Peter Grenfell Dexter was born in Durban, South Africa on 5th June 1918. He joined the RAF on a short service commission in December 1938, beginning his training on the 29th. With flying training completed, Dexter joined 16 Squadron at Old Sarum on 3rd January 1940, to fly Lysanders on Army Co-operation duties.
In April the squadron was posted to Bertangles near Amiens in France, to join 50 Wing. On 21st May Dexter was flying a tactical reconnaissance of the Arras/Cambrai/Amiens area when he was attacked by Me109’s. In the ensuing engagment Dexter shot one down with his forward-firing gun and AC Webb, the gunner, shot down a second. The Lysander, L4793, was badly damaged but Dexter managed to return to base. For this action he was awarded the DFC (gazetted 23rd July 1940).
(Above: Taken a week before Dexter was lost this photograph shows (L to R) F/Lt. ES Lock, P/O WGG Duncan-Smith, Dexter and Sgt. WM Gilmour. Courtesy of the Imperial War Museum)
The squadron was withdrawn to Redhill on 3rd June 1940. In early August Dexter was posted to 7 OTU, Hawarden and after converting to Spitfires he joined 54 Squadron at Catterick on 3rd September. He moved to 603 Squadron at Hornchurch on the 16th. Dexter claimed a Me109 destroyed over the Channel on the 27th. After this action he flew back with P/O PM Cardell of 603, when the latter, after being wounded in combat over the Channel, tried to reach the English coast.
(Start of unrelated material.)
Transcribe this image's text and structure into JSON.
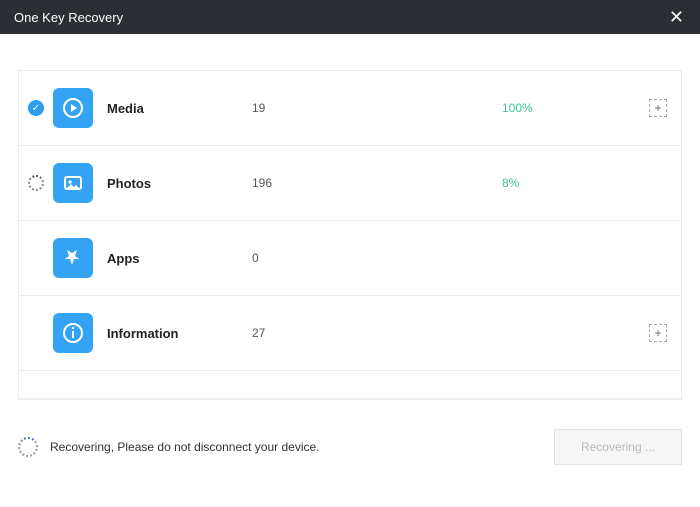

Cardell was forced to bale out just off-shore at Folkestone. Dexter tried to draw attention to Cardell’s plight but having failed to do so he made a forced-landing on Folkestone beach and commandeered a boat to go to his friend’s rescue. However Cardell was dead when they reached him.
On 30th September Dexter probably destroyed a Me109, on 2nd October he shot down a Me109 over Croydon but was then himself shot down. He started to bale out, wounded in the leg. His leg was trapped as he attempted to abandon the aircraft and it had fallen 15,000 feet before he managed to wrench his foot free of his flying boot. Dexter was just high enough for his parachute to open. He was admitted to Croydon Hospital and later moved to Torquay.
Dexter returned to the squadron in April 1941. On 26th June he was posted to 611 Squadron at Hornchurch. He claimed a Me109 destroyed and another probably destroyed on 7th July. The squadron was part of the escort for bombers of Circus 48 attacking the marshalling yards at Hazebrouck on 14th July 1941. Over Boulogne, Dexter, in Spitfire VB P8581, collided with Sgt. Panter in R7264 and was reported ‘Missing’. The Red Cross later reported that Dexter had been picked up dead in his parachute.
He was buried in Samer Communal Cemetery, France.